To save at-risk species, the fishing industry needs proper regulation – fast. One way the fishing industry could help hoiho is by introducing cameras on boats across the full NZ fishing fleet. This would improve adherence to the rules and would make sure we have an accurate record of every bycatch event. Another crucial part of this is banning bottom trawling on biodiverse seamounts. If you haven’t already, please sign on to our call for a ban on bottom trawling on seamounts.

The New Zealand sea lion

A New Zealand sea lion pup at Sandy Bay, Enderby Island, in the New Zealand subantarctic. © Greenpeace / Dave Hansford

Did you know that New Zealand sea lions can weigh in at more than 400 kilograms? And yet these larger-than-life, roly-poly animals are the rarest species of sea lion in the world, with only around 12,000 left. 

One of the main threats to the survival of these blubbery creatures is – you guessed it – the fishing industry. It’s the same old story – these precious sea lions can get caught in nets and drowned, and they struggle to compete with large fishing boats for food. 

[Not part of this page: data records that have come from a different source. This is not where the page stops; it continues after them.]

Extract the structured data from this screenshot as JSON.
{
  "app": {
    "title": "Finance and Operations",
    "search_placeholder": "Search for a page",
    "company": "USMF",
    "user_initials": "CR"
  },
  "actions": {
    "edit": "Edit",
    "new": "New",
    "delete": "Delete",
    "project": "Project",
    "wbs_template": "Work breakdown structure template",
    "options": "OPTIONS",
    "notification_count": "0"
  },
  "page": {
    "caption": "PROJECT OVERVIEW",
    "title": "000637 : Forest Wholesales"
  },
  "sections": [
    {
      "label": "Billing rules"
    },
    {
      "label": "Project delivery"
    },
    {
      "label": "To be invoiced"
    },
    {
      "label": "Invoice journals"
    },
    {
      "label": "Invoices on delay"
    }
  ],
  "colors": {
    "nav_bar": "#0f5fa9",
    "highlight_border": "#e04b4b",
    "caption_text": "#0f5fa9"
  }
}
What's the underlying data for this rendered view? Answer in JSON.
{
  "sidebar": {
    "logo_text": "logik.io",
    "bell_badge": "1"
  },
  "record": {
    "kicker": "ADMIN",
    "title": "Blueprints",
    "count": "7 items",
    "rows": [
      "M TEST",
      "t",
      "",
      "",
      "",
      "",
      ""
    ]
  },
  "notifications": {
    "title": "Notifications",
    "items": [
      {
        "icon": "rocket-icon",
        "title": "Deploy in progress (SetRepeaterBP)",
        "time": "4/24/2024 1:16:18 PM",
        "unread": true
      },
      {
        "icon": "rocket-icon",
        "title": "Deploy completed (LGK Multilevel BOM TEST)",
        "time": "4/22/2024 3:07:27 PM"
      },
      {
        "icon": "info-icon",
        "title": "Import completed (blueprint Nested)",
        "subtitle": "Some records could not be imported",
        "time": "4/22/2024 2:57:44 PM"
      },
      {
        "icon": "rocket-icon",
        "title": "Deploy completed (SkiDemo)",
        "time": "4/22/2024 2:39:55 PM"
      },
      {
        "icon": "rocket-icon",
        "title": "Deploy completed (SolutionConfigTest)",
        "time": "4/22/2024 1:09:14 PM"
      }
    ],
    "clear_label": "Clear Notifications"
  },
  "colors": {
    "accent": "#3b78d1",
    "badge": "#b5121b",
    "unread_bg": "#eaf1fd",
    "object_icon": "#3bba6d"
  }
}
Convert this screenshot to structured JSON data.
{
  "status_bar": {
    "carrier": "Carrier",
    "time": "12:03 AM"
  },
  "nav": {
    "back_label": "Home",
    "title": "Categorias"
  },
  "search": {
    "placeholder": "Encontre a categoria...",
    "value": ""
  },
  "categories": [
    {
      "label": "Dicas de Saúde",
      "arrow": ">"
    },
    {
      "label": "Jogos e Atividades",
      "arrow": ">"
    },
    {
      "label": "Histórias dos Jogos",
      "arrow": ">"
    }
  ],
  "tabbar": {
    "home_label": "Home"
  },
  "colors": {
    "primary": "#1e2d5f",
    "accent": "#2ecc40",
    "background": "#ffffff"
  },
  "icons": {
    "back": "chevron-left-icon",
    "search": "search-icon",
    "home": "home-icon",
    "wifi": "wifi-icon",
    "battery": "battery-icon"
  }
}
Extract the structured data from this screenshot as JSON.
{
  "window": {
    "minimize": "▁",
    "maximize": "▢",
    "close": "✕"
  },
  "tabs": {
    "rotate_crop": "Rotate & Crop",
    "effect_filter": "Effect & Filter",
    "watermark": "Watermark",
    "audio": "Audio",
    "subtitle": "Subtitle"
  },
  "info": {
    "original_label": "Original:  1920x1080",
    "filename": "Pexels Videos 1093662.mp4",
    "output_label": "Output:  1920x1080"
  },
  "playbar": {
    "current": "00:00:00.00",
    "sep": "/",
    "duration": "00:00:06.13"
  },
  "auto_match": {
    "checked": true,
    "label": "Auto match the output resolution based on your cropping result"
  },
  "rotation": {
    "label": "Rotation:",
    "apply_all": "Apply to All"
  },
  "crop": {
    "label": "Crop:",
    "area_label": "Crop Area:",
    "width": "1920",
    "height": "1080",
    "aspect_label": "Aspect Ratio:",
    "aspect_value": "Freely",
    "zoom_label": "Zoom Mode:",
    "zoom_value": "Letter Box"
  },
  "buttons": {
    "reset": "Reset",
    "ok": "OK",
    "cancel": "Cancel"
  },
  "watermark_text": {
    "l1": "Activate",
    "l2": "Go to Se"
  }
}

But all hope is not lost. There are ways you can help animals like the New Zealand sea lion. 

How you can help

Marine mammals everywhere need safe havens where they can recover and start to thrive, away from human activity.

One of the ways of making this happen is through a Global Ocean Treaty and a network of ocean sanctuaries spanning a third of the world’s oceans. This is one of the most ambitious conservation efforts ever – and it’s long overdue. 

If you haven’t already, please add your name to the millions of people around the world demanding urgent ocean protection. If you have already signed on, please share it with your friends and family. 

Destructive fishing, deep sea mining, plastic pollution and the impacts of the climate crisis are putting our oceans – and the wonderful creatures that call them home – in grave danger. The clock is ticking. But the good news is when people like you raise your voice and take action, truly epic things are made possible. Together, we can protect our native species and our incredible, life-giving oceans.